## Work order
Word for word, set down the entries below.

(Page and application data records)
....

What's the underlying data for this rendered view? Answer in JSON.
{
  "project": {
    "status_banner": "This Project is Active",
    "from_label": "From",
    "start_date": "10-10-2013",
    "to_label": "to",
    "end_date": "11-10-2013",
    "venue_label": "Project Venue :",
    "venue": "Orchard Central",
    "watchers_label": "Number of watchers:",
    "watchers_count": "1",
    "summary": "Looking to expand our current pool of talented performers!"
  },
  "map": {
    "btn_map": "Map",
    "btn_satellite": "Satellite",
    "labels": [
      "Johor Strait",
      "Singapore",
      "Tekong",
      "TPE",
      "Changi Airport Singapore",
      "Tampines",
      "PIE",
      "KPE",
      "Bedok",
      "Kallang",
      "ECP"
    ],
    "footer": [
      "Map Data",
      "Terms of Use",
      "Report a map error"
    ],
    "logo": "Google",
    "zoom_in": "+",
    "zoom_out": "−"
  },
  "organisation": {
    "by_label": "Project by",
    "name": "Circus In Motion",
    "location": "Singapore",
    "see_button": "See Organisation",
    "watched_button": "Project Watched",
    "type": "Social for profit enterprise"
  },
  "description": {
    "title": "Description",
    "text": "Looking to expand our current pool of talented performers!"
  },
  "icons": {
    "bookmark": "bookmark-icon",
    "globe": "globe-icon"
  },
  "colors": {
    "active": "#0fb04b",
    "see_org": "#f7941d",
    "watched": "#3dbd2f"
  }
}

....

## Answer for this exercise
What's the underlying data for this rendered view? Answer in JSON.
{
  "project": {
    "status_banner": "This Project is Active",
    "from_label": "From",
    "start_date": "10-10-2013",
    "to_label": "to",
    "end_date": "11-10-2013",
    "venue_label": "Project Venue :",
    "venue": "Orchard Central",
    "watchers_label": "Number of watchers:",
    "watchers_count": "1",
    "summary": "Looking to expand our current pool of talented performers!"
  },
  "map": {
    "btn_map": "Map",
    "btn_satellite": "Satellite",
    "labels": [
      "Johor Strait",
      "Singapore",
      "Tekong",
      "TPE",
      "Changi Airport Singapore",
      "Tampines",
      "PIE",
      "KPE",
      "Bedok",
      "Kallang",
      "ECP"
    ],
    "footer": [
      "Map Data",
      "Terms of Use",
      "Report a map error"
    ],
    "logo": "Google",
    "zoom_in": "+",
    "zoom_out": "−"
  },
  "organisation": {
    "by_label": "Project by",
    "name": "Circus In Motion",
    "location": "Singapore",
    "see_button": "See Organisation",
    "watched_button": "Project Watched",
    "type": "Social for profit enterprise"
  },
  "description": {
    "title": "Description",
    "text": "Looking to expand our current pool of talented performers!"
  },
  "icons": {
    "bookmark": "bookmark-icon",
    "globe": "globe-icon"
  },
  "colors": {
    "active": "#0fb04b",
    "see_org": "#f7941d",
    "watched": "#3dbd2f"
  }
}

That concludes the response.